Requirement:
Only lines that contain the word "house" are to be returned from the data below.

BEGIN Information provided

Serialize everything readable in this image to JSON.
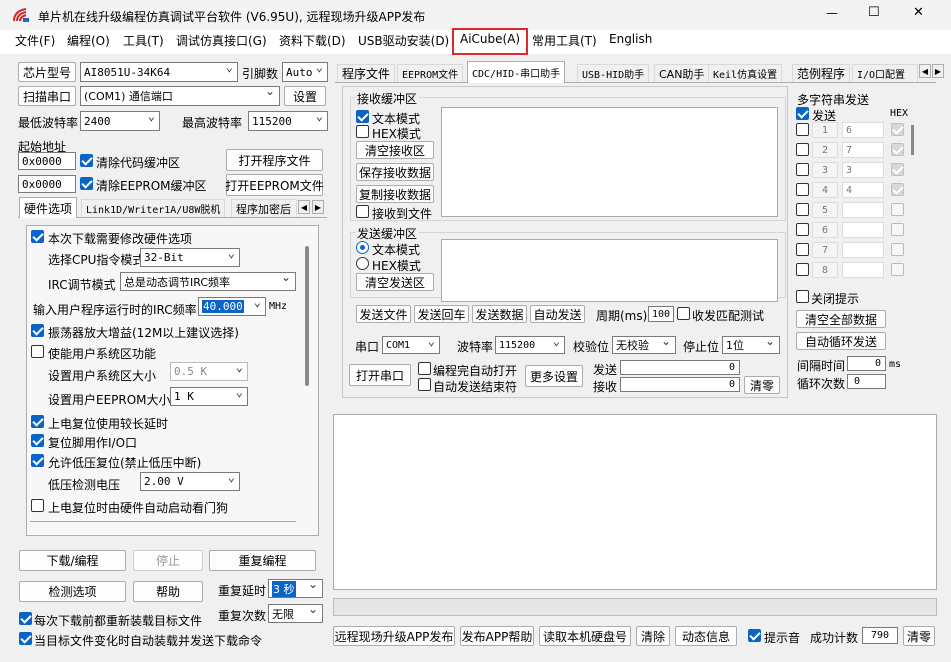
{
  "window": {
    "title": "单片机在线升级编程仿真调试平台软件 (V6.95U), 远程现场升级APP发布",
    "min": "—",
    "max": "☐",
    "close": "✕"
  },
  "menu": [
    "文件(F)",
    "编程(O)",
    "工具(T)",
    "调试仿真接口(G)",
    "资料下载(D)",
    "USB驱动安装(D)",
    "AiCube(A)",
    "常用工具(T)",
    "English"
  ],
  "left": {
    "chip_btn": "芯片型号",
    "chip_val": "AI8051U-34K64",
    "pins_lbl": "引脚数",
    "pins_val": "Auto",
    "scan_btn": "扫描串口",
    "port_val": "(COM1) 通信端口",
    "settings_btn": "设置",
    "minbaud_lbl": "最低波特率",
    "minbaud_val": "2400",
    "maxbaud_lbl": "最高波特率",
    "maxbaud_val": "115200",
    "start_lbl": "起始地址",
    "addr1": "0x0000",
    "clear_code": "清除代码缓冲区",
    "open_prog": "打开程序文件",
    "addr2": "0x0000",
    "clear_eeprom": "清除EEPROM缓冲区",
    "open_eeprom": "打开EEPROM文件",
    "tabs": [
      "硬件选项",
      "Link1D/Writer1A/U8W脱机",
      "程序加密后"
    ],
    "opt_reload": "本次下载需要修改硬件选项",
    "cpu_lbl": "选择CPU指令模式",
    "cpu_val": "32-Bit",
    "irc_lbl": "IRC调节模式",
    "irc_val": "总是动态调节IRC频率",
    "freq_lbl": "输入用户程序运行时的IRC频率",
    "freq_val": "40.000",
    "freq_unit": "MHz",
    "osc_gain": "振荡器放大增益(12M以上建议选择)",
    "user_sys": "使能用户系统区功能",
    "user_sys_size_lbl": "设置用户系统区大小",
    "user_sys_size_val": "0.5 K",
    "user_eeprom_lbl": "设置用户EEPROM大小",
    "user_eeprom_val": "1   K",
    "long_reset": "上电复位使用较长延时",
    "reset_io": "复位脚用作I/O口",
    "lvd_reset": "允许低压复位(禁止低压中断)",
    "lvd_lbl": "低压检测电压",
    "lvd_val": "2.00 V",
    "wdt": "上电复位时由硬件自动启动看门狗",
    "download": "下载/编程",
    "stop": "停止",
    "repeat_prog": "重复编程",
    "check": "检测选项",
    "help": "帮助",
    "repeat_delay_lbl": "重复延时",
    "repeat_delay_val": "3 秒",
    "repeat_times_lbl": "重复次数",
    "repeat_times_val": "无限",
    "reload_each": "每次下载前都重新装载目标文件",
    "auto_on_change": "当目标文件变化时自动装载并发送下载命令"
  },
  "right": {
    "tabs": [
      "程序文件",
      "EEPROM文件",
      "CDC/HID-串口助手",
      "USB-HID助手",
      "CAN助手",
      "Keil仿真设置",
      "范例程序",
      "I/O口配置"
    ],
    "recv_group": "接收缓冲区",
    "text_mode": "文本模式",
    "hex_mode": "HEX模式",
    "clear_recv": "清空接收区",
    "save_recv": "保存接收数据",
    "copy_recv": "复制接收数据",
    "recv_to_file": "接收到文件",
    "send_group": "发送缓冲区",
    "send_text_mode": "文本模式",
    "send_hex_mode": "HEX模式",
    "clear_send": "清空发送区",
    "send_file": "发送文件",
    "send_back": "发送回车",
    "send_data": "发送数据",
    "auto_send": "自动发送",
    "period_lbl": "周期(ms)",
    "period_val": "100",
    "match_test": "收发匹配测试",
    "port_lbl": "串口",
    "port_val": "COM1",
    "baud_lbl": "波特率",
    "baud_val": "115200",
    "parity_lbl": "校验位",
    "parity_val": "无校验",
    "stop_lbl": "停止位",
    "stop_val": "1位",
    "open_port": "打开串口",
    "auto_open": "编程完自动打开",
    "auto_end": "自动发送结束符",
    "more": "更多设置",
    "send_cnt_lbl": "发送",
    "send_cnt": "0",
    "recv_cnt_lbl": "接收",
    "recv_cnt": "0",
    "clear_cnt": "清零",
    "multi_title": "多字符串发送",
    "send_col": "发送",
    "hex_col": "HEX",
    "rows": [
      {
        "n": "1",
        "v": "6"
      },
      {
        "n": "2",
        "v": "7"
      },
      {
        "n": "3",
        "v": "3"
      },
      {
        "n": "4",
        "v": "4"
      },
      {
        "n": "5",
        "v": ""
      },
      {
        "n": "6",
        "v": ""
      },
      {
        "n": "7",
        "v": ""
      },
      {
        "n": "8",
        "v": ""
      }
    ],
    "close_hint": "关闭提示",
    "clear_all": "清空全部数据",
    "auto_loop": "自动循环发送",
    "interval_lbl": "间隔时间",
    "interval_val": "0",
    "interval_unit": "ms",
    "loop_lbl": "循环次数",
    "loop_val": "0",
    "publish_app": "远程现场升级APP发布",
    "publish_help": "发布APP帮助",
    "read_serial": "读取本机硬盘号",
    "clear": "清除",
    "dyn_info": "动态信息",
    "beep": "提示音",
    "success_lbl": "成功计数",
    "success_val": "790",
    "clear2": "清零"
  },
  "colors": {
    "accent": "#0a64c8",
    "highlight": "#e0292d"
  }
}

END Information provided
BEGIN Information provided

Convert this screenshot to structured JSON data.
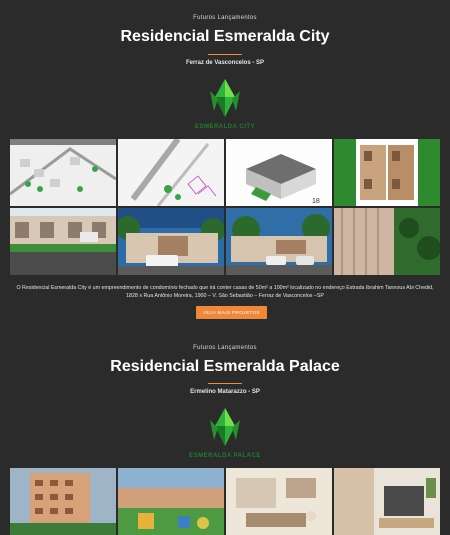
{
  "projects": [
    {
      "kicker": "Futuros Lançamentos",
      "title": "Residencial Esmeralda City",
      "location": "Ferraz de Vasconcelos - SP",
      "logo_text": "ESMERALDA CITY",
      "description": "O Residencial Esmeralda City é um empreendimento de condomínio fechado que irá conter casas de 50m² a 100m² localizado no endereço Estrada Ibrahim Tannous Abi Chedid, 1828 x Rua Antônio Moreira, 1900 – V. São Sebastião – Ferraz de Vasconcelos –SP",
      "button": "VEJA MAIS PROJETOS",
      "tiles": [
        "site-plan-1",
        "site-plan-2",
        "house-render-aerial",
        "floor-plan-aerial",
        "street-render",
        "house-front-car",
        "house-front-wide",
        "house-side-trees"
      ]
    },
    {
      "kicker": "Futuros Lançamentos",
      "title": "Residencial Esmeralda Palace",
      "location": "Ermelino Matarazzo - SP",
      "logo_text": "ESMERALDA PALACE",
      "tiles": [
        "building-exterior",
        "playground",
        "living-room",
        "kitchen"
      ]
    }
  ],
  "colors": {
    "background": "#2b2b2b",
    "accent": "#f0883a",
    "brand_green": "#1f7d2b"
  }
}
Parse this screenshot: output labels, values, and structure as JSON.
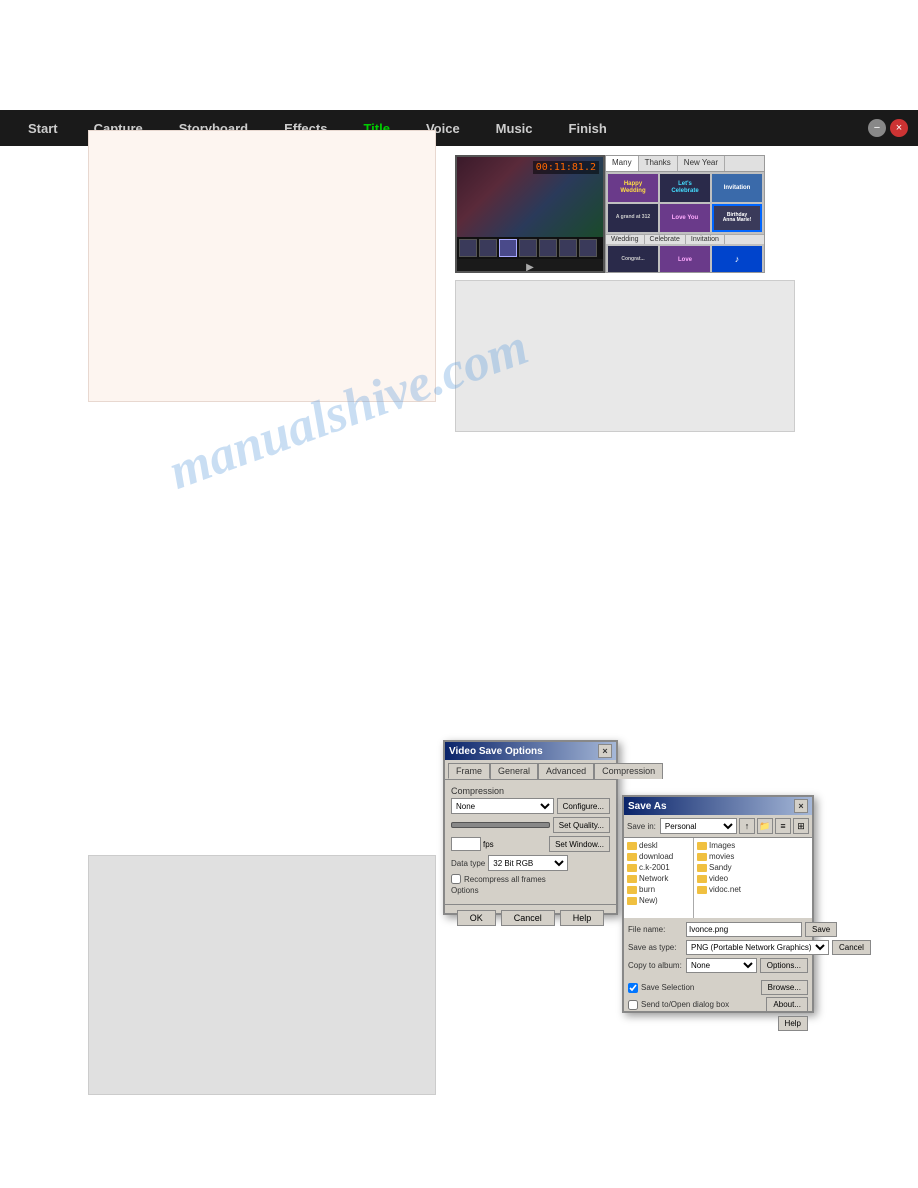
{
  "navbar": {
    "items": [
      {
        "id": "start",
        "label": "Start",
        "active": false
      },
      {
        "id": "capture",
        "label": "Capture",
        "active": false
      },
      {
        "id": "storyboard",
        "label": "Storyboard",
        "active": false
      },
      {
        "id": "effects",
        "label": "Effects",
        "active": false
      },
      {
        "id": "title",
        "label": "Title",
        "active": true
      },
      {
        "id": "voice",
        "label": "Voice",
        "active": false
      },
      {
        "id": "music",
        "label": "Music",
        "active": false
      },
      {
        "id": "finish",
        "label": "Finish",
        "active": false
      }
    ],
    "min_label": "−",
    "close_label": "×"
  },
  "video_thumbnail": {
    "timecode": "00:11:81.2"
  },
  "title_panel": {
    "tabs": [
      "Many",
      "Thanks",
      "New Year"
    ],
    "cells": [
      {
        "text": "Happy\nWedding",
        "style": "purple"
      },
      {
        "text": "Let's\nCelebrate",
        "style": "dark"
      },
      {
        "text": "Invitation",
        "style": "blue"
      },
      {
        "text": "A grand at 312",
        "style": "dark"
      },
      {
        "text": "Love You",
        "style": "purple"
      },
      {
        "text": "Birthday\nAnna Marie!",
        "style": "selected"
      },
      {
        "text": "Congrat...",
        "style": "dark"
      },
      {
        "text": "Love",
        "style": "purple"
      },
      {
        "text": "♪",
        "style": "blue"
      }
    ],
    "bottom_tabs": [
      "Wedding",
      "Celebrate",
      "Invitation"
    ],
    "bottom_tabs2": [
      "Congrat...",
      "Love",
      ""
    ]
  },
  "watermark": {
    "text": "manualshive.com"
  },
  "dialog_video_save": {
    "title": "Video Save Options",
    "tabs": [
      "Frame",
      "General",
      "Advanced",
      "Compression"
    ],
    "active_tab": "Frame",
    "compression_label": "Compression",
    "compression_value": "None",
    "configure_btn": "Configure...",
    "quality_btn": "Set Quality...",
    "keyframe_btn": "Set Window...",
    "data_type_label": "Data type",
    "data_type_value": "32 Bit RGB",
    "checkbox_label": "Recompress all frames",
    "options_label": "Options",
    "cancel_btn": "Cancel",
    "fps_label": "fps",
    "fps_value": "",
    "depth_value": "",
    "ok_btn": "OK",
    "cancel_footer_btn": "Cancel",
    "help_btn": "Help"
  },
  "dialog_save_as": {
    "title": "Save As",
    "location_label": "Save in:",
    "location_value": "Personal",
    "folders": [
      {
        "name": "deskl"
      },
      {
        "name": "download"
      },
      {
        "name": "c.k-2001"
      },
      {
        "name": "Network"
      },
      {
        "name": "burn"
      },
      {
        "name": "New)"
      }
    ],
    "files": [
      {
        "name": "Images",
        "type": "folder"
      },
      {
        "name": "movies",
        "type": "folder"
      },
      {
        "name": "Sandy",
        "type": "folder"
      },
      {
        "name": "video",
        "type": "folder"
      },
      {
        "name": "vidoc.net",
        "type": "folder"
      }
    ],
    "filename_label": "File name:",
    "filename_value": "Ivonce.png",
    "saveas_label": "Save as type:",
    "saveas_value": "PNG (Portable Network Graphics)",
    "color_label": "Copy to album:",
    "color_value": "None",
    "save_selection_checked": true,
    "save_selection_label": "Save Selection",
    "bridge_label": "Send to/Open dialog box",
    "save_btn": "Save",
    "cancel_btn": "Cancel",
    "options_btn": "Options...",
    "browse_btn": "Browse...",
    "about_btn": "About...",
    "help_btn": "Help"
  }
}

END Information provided

Solution to the problem:
        "house-render-aerial",
        "house-front-car",
        "house-front-wide",
        "house-side-trees"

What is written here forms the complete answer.